The Pakistani Taliban abducted Khan from Peshawar in September 2010, and for four years he wondered at what moment the TTP would simply shoot him and release video of his killing as a warning to others.
Khan appeared in several TTP-orchestrated video messages asking the government to negotiate his release. Government officials said that, despite many rounds of back-channel talks in the past, the Taliban had refused to release Khan and demanded the release of important militant commanders held by Pakistan security forces. Pakistan human rights activists, university teaching staff and students in the Northwest had protested Khan’s kidnapping many times but all efforts to recover him were futile.
During his time in captivity, Khan started teaching two children of the Taliban. As time passed, other children came to learn, and by the time he was released, Khan was teaching English and math to 32 children of Taliban members.
On his return, Khan wore a long beard and appeared in good health despite his long captivity. The militants had treated him well, giving him medication for his heart condition and a radio so he could keep up with current affairs. Perhaps one effective effort toward Khan’s relatively favorable treatment and release was his own – a dedication to education, despite and because of the threat of imminent violence.
Education is one critical investment we can make as a global society toward the eradication of organized violence and terrorism, and Khan’s investment in his education and that of 32 children may have kept him physically unharmed during his four-year tenure as a Taliban prisoner. Inside the lion’s den, Khan planted seeds of self-actualization and critical thought that may grow in coming years, but we’ll need to water those seeds as a global community.
Khan was willing to improve the world – especially the world of those 32 children – while under threat of violence, and we should follow his example despite and because of the epidemic of violence we currently face. Khan, like many around the world, was surrounded by weapons of destruction.

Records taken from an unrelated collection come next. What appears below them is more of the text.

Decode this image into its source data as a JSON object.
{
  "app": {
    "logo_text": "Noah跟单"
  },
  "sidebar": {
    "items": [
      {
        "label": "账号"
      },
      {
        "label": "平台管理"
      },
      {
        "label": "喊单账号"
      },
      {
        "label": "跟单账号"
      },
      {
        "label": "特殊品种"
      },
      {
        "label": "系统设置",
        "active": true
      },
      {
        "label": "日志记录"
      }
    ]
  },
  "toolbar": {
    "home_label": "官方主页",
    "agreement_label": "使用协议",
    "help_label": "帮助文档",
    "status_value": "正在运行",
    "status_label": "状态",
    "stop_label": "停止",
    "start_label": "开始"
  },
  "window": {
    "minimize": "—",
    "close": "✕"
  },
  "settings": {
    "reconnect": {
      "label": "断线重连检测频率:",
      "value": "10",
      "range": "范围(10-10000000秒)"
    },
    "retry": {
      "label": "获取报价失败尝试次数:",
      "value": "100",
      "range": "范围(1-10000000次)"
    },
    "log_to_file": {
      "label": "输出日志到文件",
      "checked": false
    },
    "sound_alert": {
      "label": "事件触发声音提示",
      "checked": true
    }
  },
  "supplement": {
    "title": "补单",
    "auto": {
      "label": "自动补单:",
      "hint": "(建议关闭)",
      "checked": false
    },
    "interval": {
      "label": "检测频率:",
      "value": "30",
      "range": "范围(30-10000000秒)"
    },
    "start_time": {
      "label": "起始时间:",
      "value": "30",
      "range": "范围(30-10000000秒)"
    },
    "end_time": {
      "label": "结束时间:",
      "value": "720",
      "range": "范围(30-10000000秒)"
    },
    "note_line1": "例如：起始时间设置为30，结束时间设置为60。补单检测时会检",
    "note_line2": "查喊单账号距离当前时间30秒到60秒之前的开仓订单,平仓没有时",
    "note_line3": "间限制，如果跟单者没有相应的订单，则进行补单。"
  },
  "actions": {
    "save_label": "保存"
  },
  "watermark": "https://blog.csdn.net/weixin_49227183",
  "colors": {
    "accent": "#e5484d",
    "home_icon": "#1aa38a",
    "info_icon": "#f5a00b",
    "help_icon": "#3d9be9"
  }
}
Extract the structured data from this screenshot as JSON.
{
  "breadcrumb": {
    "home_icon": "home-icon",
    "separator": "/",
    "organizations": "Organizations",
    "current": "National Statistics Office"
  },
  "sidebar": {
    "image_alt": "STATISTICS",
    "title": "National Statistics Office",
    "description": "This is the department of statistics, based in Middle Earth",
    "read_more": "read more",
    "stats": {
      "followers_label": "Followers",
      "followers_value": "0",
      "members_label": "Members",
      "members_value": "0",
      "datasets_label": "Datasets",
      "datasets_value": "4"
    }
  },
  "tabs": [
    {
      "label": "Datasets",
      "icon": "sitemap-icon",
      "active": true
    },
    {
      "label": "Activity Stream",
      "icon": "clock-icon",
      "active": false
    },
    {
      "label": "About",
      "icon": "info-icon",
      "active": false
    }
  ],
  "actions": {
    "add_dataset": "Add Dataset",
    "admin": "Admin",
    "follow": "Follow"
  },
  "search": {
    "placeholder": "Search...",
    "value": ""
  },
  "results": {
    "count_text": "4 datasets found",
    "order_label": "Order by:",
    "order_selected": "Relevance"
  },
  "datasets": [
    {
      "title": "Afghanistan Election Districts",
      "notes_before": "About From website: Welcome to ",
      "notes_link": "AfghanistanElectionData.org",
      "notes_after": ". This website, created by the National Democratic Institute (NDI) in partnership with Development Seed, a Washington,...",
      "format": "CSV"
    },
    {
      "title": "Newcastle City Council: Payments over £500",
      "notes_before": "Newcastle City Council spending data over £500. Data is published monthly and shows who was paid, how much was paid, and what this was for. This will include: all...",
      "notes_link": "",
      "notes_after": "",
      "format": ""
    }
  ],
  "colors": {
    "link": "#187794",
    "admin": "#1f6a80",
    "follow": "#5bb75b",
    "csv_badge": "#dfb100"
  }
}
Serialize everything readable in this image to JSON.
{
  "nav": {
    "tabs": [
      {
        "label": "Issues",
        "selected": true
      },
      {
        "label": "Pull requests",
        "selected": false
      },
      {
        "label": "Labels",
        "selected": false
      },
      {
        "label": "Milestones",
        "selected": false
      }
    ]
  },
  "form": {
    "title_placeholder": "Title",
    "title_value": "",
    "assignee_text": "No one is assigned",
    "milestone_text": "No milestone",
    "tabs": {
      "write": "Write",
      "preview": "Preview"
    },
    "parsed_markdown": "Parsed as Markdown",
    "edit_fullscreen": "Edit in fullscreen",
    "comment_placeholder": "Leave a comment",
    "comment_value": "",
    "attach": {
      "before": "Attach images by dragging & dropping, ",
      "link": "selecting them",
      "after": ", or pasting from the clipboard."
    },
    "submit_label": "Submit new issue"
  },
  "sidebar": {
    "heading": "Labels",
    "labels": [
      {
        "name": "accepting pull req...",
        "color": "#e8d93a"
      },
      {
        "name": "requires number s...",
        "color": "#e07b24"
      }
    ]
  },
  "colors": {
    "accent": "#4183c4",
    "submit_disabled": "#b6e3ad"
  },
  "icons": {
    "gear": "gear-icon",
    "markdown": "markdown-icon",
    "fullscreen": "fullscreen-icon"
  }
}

But it is the weapons of construction and transformation, such as education, which are the most powerful of all.
Rizwan Zulfiqar Bhutta (@rizbhutta) is an International broadcast journalist and regional affairs expert for South Asia, and works for peace and stability in the region.